There is no one piece of universal advice for finding a mentor. Try to put yourself in places with people who know more than you, and then be friendly, open, and engaged. A good place to start is your local shop—look for small retailers with passionate and friendly employees. You might also send an Instagram message to a friend of a friend who you heard was a hunter, or set up a coffee date with that uncle you haven’t talked to since he got too drunk at the Christmas party. (One of the many gifts hunting has bestowed on my life is finding a common passion with people very different from me.)
Unfortunately, many spaces in hunting are still dominated by men. But organizations like DIVA WOW and Shoot Like a Girl aim to empower women to hunt and shoot.
Get Out There
Eventually you’re just going to have to go do it. Everyone will have their own experience, but I haven’t once regretted the decision I made in that restaurant nearly a decade ago. Some of my most vivid and spectacular memories are of time spent quietly observing the world under inky night skies, on high-alpine ridgelines, and in damp forests, chasing animals. I wouldn’t hesitate to characterize these experiences as profoundly spiritual. I’m proud that by filling my freezer with ethically harvested meat, I’m less dependent on a broken food system that’s destroying our planet. As a hunter, I feel more intimately involved with the universal and delicate dance of life and death of which we’re all a part. That visceral understanding makes me feel more grateful and connected to the food on my plate, to the planet we inhabit, and to my place within it all.
Support Outside Online

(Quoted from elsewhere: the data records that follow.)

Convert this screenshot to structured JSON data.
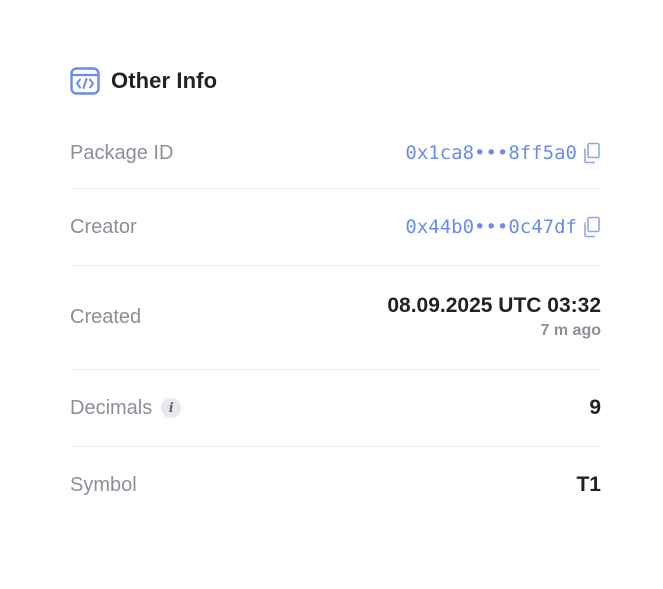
{
  "section": {
    "title": "Other Info",
    "icon": "code-window-icon",
    "accent_color": "#6b8bef"
  },
  "rows": {
    "package_id": {
      "label": "Package ID",
      "value": "0x1ca8•••8ff5a0",
      "icon": "copy-icon"
    },
    "creator": {
      "label": "Creator",
      "value": "0x44b0•••0c47df",
      "icon": "copy-icon"
    },
    "created": {
      "label": "Created",
      "value": "08.09.2025 UTC 03:32",
      "relative": "7 m ago"
    },
    "decimals": {
      "label": "Decimals",
      "info_glyph": "i",
      "value": "9"
    },
    "symbol": {
      "label": "Symbol",
      "value": "T1"
    }
  }
}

Our mission to inspire readers to get outside has never been more critical. In recent years, Outside Online has reported on groundbreaking research linking time in nature to improved mental and physical health, and we’ve kept you informed about the unprecedented threats to America’s public lands. Our rigorous coverage helps spark important debates about wellness and travel and adventure, and it provides readers an accessible gateway to new outdoor passions. Time outside is essential—and we can help you make the most of it. Making a financial contribution to Outside Online only takes a few minutes and will ensure we can continue supplying the trailblazing, informative journalism that readers like you depend on. We hope you’ll support us. Thank you.
Contribute to Outside
Lead Photo: Ian Fohrman